With no arguments given, unregister_callbacks() will delete the last registered callback group from the stack. If four callbacks are passed as array reference, the callback group to unregister will be identified by the match callback and deleted from the callback stack. Note that if several identical match callbacks are defined in different callback groups, ALL of them will be deleted from the stack.


Initializes the callback system before a parsing process.


Resets global variables and the libxml2 callback stack.


Used internally for callback registration at C-level.


Used internally for callback resetting at the C-level.


The following example is a purely fictitious example that uses a MyScheme::Handler object that responds to methods similar to an IO::Handle.

  # Define the four callback functions
  sub match_uri {
      my $uri = shift;
      return $uri =~ /^myscheme:/; # trigger our callback group at a 'myscheme' URIs
  sub open_uri {
      my $uri = shift;
      my $handler = MyScheme::Handler->new($uri);
      return $handler;
  # The returned $buffer will be parsed by the libxml2 parser
  sub read_uri {
      my $handler = shift;
      my $length = shift;
      my $buffer;
      read($handler, $buffer, $length);
      return $buffer; # $buffer will be an empty string '' if read() is done
  # Close the handle associated with the resource.  
  sub close_uri {
      my $handler = shift;
  # Register them with a instance of XML::LibXML::InputCallback
  my $input_callbacks = XML::LibXML::InputCallback->new();
  $input_callbacks->register_callbacks([ \&match_uri, \&open_uri, 
                                         \&read_uri, \&close_uri ] );
  # Register the callback group at a parser instance
  $parser->input_callbacks( $input_callbacks );
  # $some_xml_file will be parsed using our callbacks 
  $parser->parse_file( $some_xml_file );

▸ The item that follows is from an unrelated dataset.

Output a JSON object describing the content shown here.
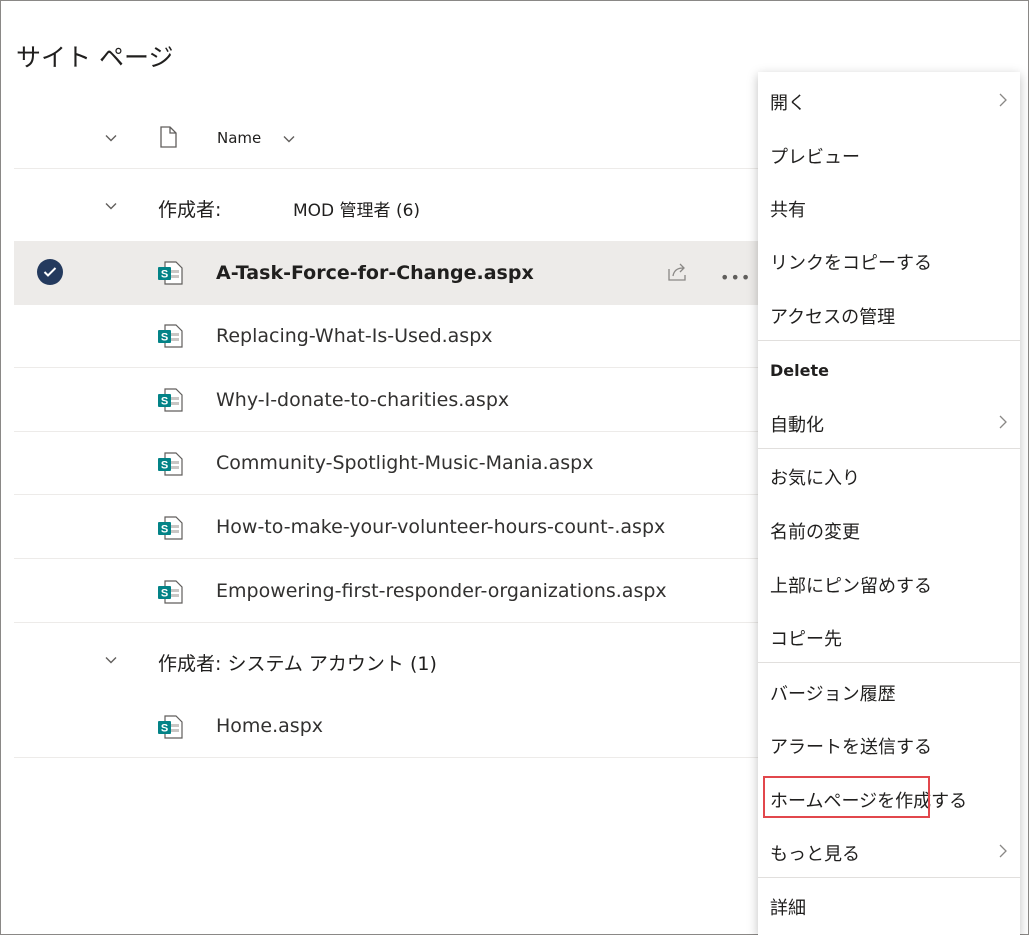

Matt Sergeant, Christian Glahn, Petr Pajas,




2001-2007, Ltd; 2002-2006 Christian Glahn; 2006-2007 Petr Pajas, All rights reserved.